2 cups water
4 small chorizo sausages, or 1 large
1 cup shredded fresh spinach leaves
4-6 ounces crumbled blue cheese
Whisk the garbanzo bean flour together with the salt, 3 tablespoons olive oil, parmesan cheese, and a generous amount of ground black pepper.
Whisk in 1¾ cups of water until well mixed. Set aside for about a half hour, to let the flour absorb some of the water.
Remove the casings from the sausages and roughly chop the sausage. Cook the sausage in a skillet until well browned, adding a tablespoon or so of vegetable or olive oil if they are sticking. Remove sausages to a plate lined with paper towels to cool.
Preheat the oven to 450 degrees. When it is hot, place the remaining 4 tablespoons of olive oil in a 12 inch pizza pan, and heat in the oven until very hot.
Stir more water into the batter if necessary, until the batter is just thin enough to pour. Carefully remove hot pizza pan from oven, and pour batter into the pan. It should make a thin (about ¼ inch) layer. Place in the oven and bake until fainá is just golden and crispy (about 8-10 minutes). Remove from oven and top with sausage, spinach and crumbled blue cheese. Return to oven for a few minutes longer, until the blue cheese starts to melt and the spinach is just wilting.
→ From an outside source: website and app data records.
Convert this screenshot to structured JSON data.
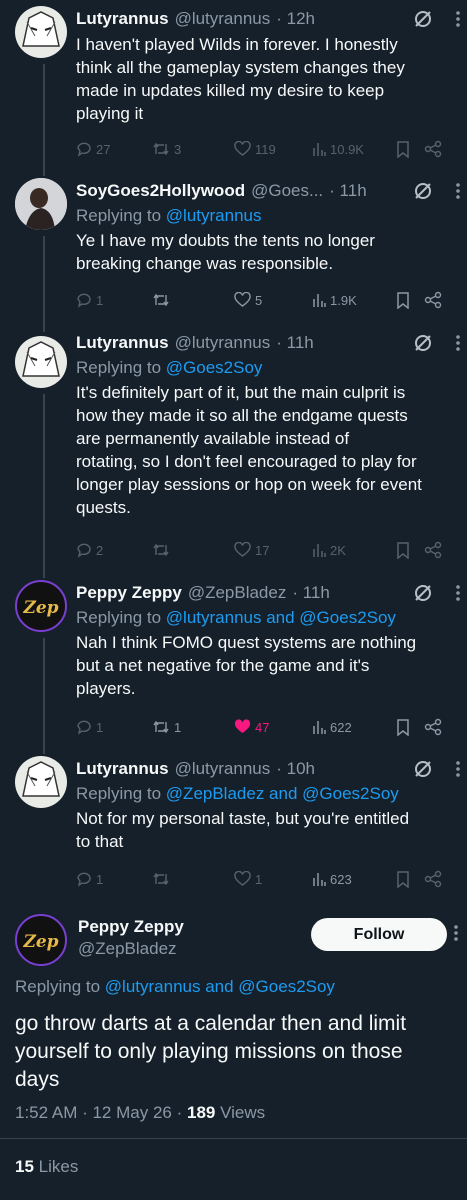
{
  "tweets": [
    {
      "name": "Lutyrannus",
      "handle": "@lutyrannus",
      "time": "· 12h",
      "replying_prefix": "",
      "replying_to": "",
      "lines": [
        "I haven't played Wilds in forever. I honestly",
        "think all the gameplay system changes they",
        "made in updates killed my desire to keep",
        "playing it"
      ],
      "replies": "27",
      "retweets": "3",
      "likes": "119",
      "views": "10.9K"
    },
    {
      "name": "SoyGoes2Hollywood",
      "handle": "@Goes...",
      "time": "· 11h",
      "replying_prefix": "Replying to",
      "replying_to": "@lutyrannus",
      "lines": [
        "Ye I have my doubts the tents no longer",
        "breaking change was responsible."
      ],
      "replies": "1",
      "retweets": "",
      "likes": "5",
      "views": "1.9K"
    },
    {
      "name": "Lutyrannus",
      "handle": "@lutyrannus",
      "time": "· 11h",
      "replying_prefix": "Replying to",
      "replying_to": "@Goes2Soy",
      "lines": [
        "It's definitely part of it, but the main culprit is",
        "how they made it so all the endgame quests",
        "are permanently available instead of",
        "rotating, so I don't feel encouraged to play for",
        "longer play sessions or hop on week for event",
        "quests."
      ],
      "replies": "2",
      "retweets": "",
      "likes": "17",
      "views": "2K"
    },
    {
      "name": "Peppy Zeppy",
      "handle": "@ZepBladez",
      "time": "· 11h",
      "replying_prefix": "Replying to",
      "replying_to": "@lutyrannus and @Goes2Soy",
      "lines": [
        "Nah I think FOMO quest systems are nothing",
        "but a net negative for the game and it's",
        "players."
      ],
      "replies": "1",
      "retweets": "1",
      "likes": "47",
      "views": "622"
    },
    {
      "name": "Lutyrannus",
      "handle": "@lutyrannus",
      "time": "· 10h",
      "replying_prefix": "Replying to",
      "replying_to": "@ZepBladez and @Goes2Soy",
      "lines": [
        "Not for my personal taste, but you're entitled",
        "to that"
      ],
      "replies": "1",
      "retweets": "",
      "likes": "1",
      "views": "623"
    }
  ],
  "main_tweet": {
    "name": "Peppy Zeppy",
    "handle": "@ZepBladez",
    "follow_label": "Follow",
    "replying_prefix": "Replying to",
    "replying_to": "@lutyrannus and @Goes2Soy",
    "lines": [
      "go throw darts at a calendar then and limit",
      "yourself to only playing missions on those",
      "days"
    ],
    "time": "1:52 AM · 12 May 26 ·",
    "views_count": "189",
    "views_label": "Views",
    "likes_count": "15",
    "likes_label": "Likes"
  },
  "avatar_text": "Zep",
  "colors": {
    "background": "#15202b",
    "link": "#1d9bf0",
    "like": "#f91880",
    "muted": "#8b98a5"
  },
  "icons": [
    "reply-icon",
    "retweet-icon",
    "heart-icon",
    "views-icon",
    "bookmark-icon",
    "share-icon",
    "grok-icon",
    "more-icon"
  ]
}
Budin de Pan or Bread Pudding its English name is our favourite dessert to make. Many countries have different versions of this dessert but specially throughout Spanish speaking countries like in the Caribbean Islands which make Pudin de Pan or Capirotada(Mexican Bread Pudding).
We learnt from our mum who was taught by her mum to make it the way it’s done in Uruguay, were it was known as the poor people’s dessert because it was usually made with stale bread. Our mum made it often when we were kids, not that our bread ever made it to stale in a house with six kids. I think it was more that it was an affordable and easy dessert to make. But when done well it’s a great looking and delicious dessert.
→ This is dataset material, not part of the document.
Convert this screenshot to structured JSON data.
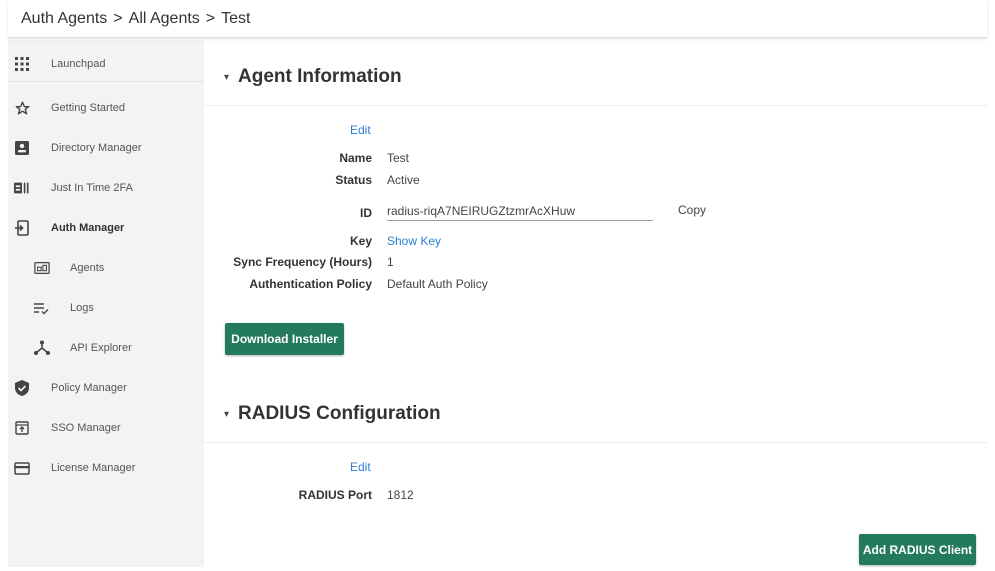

The only thing you might need to buy is a fluted mould. We used to use an Aluminium fluted mould but then we found this silicone mould which works just as well. If you can’t find one at a local retailer click on the highlighted fluted mould word to buy it online.
Alfajores are one of South Americas favourite treats and one of our favourite sweets to make. They come in many sizes and flavours although we prefer them with Dulce de Leche(caramel).
Each region of South America has its own version but they are mostly popular in Argentina, Uruguay and Southern Brazil. We like Alfajores best when they are freshly made, so that the crisp cookies contrast the soft filling, but many people prefer to wait a couple of days for the cookies to soften, so that the cookie and the filling have the same texture. Waiting makes them melt in your mouth as you bite into them.
Making Alfajores brings back memories of when we were kids hoping mum would make some for our birthdays or just as a treat. It’s a fairly simple recipe made simpler by the fact you can buy ready to eat Dulce de Leche(caramel) in a can, back when we were young mum had to make it from scratch. If you are really ambitious or just to make the Alfajores extra special make your own Dulce de Leche. The full recipe and instructions are below.